Friday, December 10, 2010

Dead Waters

Whenever there is drought in Jordan, people pray for rain. Praying for rain in Jordan is like praying for God to cure your cancer after it had already spread to your brain. It was never the solution, nor will it be the solution in the future. I'm not talking about praying, I'm talking about the rain. Praying, even though scientifically will not improve the chance of raining, is a good opportunity for people to meet together for a good cause, so I'm all for it. But more rain doesn't sound like the solution to the water shortage we have been suffering from since the foundation of our country.

Khalil Nasrallah was a young Lebanese boy living in Lebanon when the civil war erupted in Lebanon. His father had to move to Egypt with the family to save his business. Khalil then went to Canada to study, got a degree and went back to Egypt in the early 1990s. He realized that Egypt did not have good-quality domestic olive oil, and decided to start a business producing olive oil. In order to start the business, he had to go the middle of the desert, in the sand, spend a fortune to dwell wells in order to find water for his olive trees. All that came at a big risk of failing, but he was smart and successful and somewhat lucky. He co-founded Wadi Foods, which is now a massive company in Egypt that produces healthy food at an affordable cost. To this day he is still using the water from the wells he dwelt nearly 20 years ago.

The Jordanian government, for a long time, has not been always serious about the water crisis our country had always faced. A lot of bureaucracy and stubbornness delayed Al Wahda project with Syria for years, eventually the project seemed to even create more problems with our Arab neighbor. (Check this NPR story from 2007). You can drive by Jordan River nowadays and not recognize it because it has dried up for the most part. The Eastern Ghour water channel was a disaster. The majority of Jordanians do not get water for most days of the week, and it's sometimes unpredictable on which days they'll be getting it. We had a scandal of contaminated water that cost prime minister Abdul Salam Al-Majali his position. (Check this Hajjaj cartoon), and we always blame the weather, Syria, Israel, money and the common man for the never-ending crisis.

Only recently did we hear some good news. The US committed 275 million dollars to help Jordan improve its water supply, and you know well, that when 275 million dollars are donated for a good cause, all the money allocated will be spent on the intended project. It's expected that the Disi project will be completed in 2012, and it will supply Amman with more than a 100 million cubic meters of water every year. Sure it is contaminated by radioactive Uranium , but that doesn't matter, because as a good Jordanian citizen you're supposed to believe what the government tells you instead of those Westerner scientists in Yale and other Jewish universities.

I am still inspired by the story of Khalil Nasrallah, because he is a individual, just one person, with an age close to mine, who dug water out of nowhere, just to produce olive oil. That's all what he wanted, water for his olive trees. I believe if Mr. Nasrallah was able to do so, our Jordanian government can do much better than that. Digging for water is better than digging for oil, at least if you look for the future.

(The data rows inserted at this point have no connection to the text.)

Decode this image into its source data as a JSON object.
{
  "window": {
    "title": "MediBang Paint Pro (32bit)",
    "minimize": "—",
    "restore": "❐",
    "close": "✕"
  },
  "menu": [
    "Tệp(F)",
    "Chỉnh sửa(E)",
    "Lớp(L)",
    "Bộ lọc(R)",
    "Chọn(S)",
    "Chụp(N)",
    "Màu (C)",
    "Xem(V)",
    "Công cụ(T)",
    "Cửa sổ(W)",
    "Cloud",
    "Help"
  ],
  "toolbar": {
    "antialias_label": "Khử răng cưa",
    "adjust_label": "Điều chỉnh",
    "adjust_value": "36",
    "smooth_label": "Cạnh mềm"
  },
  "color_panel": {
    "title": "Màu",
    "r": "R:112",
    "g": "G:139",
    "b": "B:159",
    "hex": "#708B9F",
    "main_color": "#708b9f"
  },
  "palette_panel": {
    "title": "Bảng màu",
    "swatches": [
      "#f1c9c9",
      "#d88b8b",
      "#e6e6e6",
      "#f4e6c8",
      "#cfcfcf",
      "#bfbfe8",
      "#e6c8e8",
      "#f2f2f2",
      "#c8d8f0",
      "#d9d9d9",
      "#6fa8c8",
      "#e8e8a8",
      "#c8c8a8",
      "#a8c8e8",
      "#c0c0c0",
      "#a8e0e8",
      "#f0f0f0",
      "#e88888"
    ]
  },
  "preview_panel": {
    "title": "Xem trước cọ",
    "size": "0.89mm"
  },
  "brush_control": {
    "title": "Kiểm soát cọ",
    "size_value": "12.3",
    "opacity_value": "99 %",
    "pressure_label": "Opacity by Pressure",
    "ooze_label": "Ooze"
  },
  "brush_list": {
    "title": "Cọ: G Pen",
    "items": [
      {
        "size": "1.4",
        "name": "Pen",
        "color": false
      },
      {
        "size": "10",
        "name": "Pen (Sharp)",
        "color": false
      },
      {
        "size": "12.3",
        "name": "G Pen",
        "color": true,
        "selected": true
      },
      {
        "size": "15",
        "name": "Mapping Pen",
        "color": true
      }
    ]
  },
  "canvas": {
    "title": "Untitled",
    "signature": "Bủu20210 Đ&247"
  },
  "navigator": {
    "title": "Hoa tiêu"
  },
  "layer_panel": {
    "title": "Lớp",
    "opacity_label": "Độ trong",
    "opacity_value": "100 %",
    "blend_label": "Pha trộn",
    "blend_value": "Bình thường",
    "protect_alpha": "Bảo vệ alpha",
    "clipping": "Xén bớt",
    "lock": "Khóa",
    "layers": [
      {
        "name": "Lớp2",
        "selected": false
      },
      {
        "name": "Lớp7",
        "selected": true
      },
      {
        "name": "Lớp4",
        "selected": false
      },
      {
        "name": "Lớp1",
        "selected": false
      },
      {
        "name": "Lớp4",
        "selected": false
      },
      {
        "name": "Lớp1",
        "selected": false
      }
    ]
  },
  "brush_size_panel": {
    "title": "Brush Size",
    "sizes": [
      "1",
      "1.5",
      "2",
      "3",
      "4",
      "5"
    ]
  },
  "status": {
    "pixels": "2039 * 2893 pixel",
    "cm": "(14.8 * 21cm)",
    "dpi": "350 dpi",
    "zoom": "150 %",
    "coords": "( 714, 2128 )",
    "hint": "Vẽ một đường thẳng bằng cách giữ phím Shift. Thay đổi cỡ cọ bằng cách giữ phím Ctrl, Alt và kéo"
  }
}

jaraad said...

Nasrallah's story is an interesting one. Never heard of him before.
Facts: 1) Jordan is one of the poorest countries in the world in water resources. 2)This is not a temporary problem. 3) The problem is getting worse year after year.
Now, what I don't understand is with a problem of such magnitude why the country is not working day and night to find some possible resolutions. Why not dedicating a a research institute just for the sake of this issue only. The water problem in Jordan should be the government's top priority. I think neighboring countries have enough problems for Jordanians to immigrate to in case we ran out of drinking water.

Hareega said...

Jaraad, here's a one-hour interview with Khalil Nasrallah on NPR, pretty amazing

Forget about the water problem, for the next 2 weeks we have to focus on the Faisali Wehdat incident

jaraad said...

Thanks for the link. I like NPR programs.
It seems we should start saying about these football games Palestinians vs. Jordanians.

Anonymous said...

good post. only comment is that i'd put lucky first in the nasrallah story... he was lucky, smart and therefore successful.

London said...

a7laaa Hareega